## [Items from an interface collection]
*** Begin section ***

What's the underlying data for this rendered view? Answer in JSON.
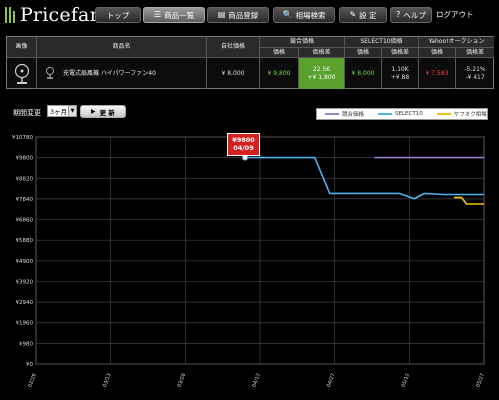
{
  "app": {
    "logo": "Pricefan",
    "logout": "ログアウト"
  },
  "nav": [
    {
      "label": "トップ",
      "icon": ""
    },
    {
      "label": "商品一覧",
      "icon": "☰"
    },
    {
      "label": "商品登録",
      "icon": "▤"
    },
    {
      "label": "相場検索",
      "icon": "🔍"
    },
    {
      "label": "設 定",
      "icon": "✎"
    },
    {
      "label": "ヘルプ",
      "icon": "?"
    }
  ],
  "table": {
    "headers": {
      "image": "画像",
      "name": "商品名",
      "own_price": "自社価格",
      "competitor": "競合価格",
      "select10": "SELECT10価格",
      "yahoo": "Yahoo!オークション",
      "price": "価格",
      "diff": "価格差"
    },
    "row": {
      "name": "充電式扇風機 ハイパワーファン40",
      "own_price": "¥ 8,000",
      "comp_price": "¥ 9,800",
      "comp_diff_pct": "22.5K",
      "comp_diff_amt": "+¥ 1,800",
      "sel_price": "¥ 8,000",
      "sel_diff_pct": "1.10K",
      "sel_diff_amt": "+¥ 88",
      "yah_price": "¥ 7,583",
      "yah_diff_pct": "-5.21%",
      "yah_diff_amt": "-¥ 417"
    }
  },
  "period": {
    "label": "期間変更",
    "selected": "3ヶ月",
    "update": "更 新"
  },
  "tooltip": {
    "price": "¥9800",
    "date": "04/09"
  },
  "colors": {
    "competitor": "#9b7fd1",
    "select10": "#4fb2ee",
    "yahoo": "#f2c500",
    "accent": "#5aa02c"
  },
  "chart_data": {
    "type": "line",
    "y_ticks": [
      "¥10780",
      "¥9800",
      "¥8820",
      "¥7840",
      "¥6860",
      "¥5880",
      "¥4900",
      "¥3920",
      "¥2940",
      "¥1960",
      "¥980",
      "¥0"
    ],
    "x_ticks": [
      "02/26",
      "03/13",
      "03/28",
      "04/12",
      "04/27",
      "05/12",
      "05/27"
    ],
    "ylim": [
      0,
      10780
    ],
    "xlim": [
      0,
      90
    ],
    "grid": true,
    "legend_position": "top-right",
    "series": [
      {
        "name": "競合価格",
        "color": "#9b7fd1",
        "points": [
          [
            68,
            9800
          ],
          [
            90,
            9800
          ]
        ]
      },
      {
        "name": "SELECT10",
        "color": "#4fb2ee",
        "points": [
          [
            42,
            9800
          ],
          [
            56,
            9800
          ],
          [
            59,
            8100
          ],
          [
            73,
            8100
          ],
          [
            76,
            7850
          ],
          [
            78,
            8100
          ],
          [
            82,
            8050
          ],
          [
            90,
            8050
          ]
        ]
      },
      {
        "name": "ヤフオク相場",
        "color": "#f2c500",
        "points": [
          [
            84,
            7900
          ],
          [
            85.5,
            7900
          ],
          [
            86.5,
            7600
          ],
          [
            90,
            7600
          ]
        ]
      }
    ]
  }
}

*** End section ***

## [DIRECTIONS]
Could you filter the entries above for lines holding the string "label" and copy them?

## [RESULT OF THE EXERCISE]
      "label": "トップ",
      "label": "商品一覧",
      "label": "商品登録",
      "label": "相場検索",
      "label": "設 定",
      "label": "ヘルプ",
    "label": "期間変更",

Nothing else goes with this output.